WORK INSTRUCTIONS |
Your task is to copy the data exactly while leaving out every picture.

(Dataset excerpts)
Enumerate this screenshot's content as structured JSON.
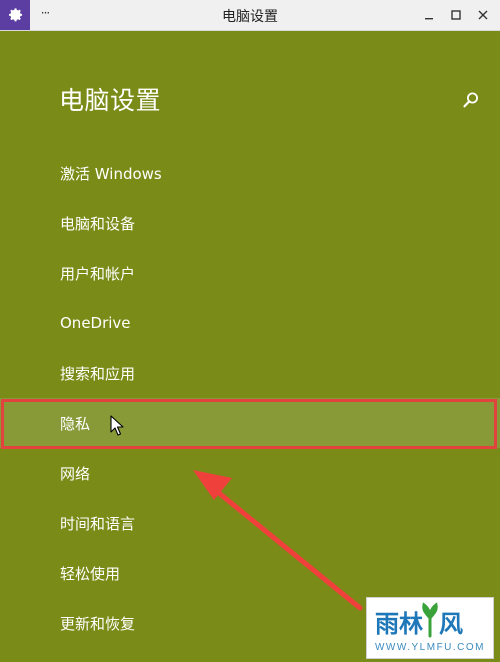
{
  "window": {
    "title": "电脑设置",
    "more_label": "···"
  },
  "header": {
    "title": "电脑设置"
  },
  "nav": {
    "items": [
      {
        "label": "激活 Windows"
      },
      {
        "label": "电脑和设备"
      },
      {
        "label": "用户和帐户"
      },
      {
        "label": "OneDrive"
      },
      {
        "label": "搜索和应用"
      },
      {
        "label": "隐私"
      },
      {
        "label": "网络"
      },
      {
        "label": "时间和语言"
      },
      {
        "label": "轻松使用"
      },
      {
        "label": "更新和恢复"
      }
    ],
    "highlighted_index": 5
  },
  "watermark": {
    "logo_text": "雨林木风",
    "url": "WWW.YLMFU.COM"
  },
  "colors": {
    "background": "#7a8c17",
    "hover": "#889a38",
    "highlight_border": "#e2433f",
    "app_icon": "#5c3ea3"
  }
}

RESPONSE FOR THIS EXERCISE |
Enumerate this screenshot's content as structured JSON.
{
  "window": {
    "title": "电脑设置",
    "more_label": "···"
  },
  "header": {
    "title": "电脑设置"
  },
  "nav": {
    "items": [
      {
        "label": "激活 Windows"
      },
      {
        "label": "电脑和设备"
      },
      {
        "label": "用户和帐户"
      },
      {
        "label": "OneDrive"
      },
      {
        "label": "搜索和应用"
      },
      {
        "label": "隐私"
      },
      {
        "label": "网络"
      },
      {
        "label": "时间和语言"
      },
      {
        "label": "轻松使用"
      },
      {
        "label": "更新和恢复"
      }
    ],
    "highlighted_index": 5
  },
  "watermark": {
    "logo_text": "雨林木风",
    "url": "WWW.YLMFU.COM"
  },
  "colors": {
    "background": "#7a8c17",
    "hover": "#889a38",
    "highlight_border": "#e2433f",
    "app_icon": "#5c3ea3"
  }
}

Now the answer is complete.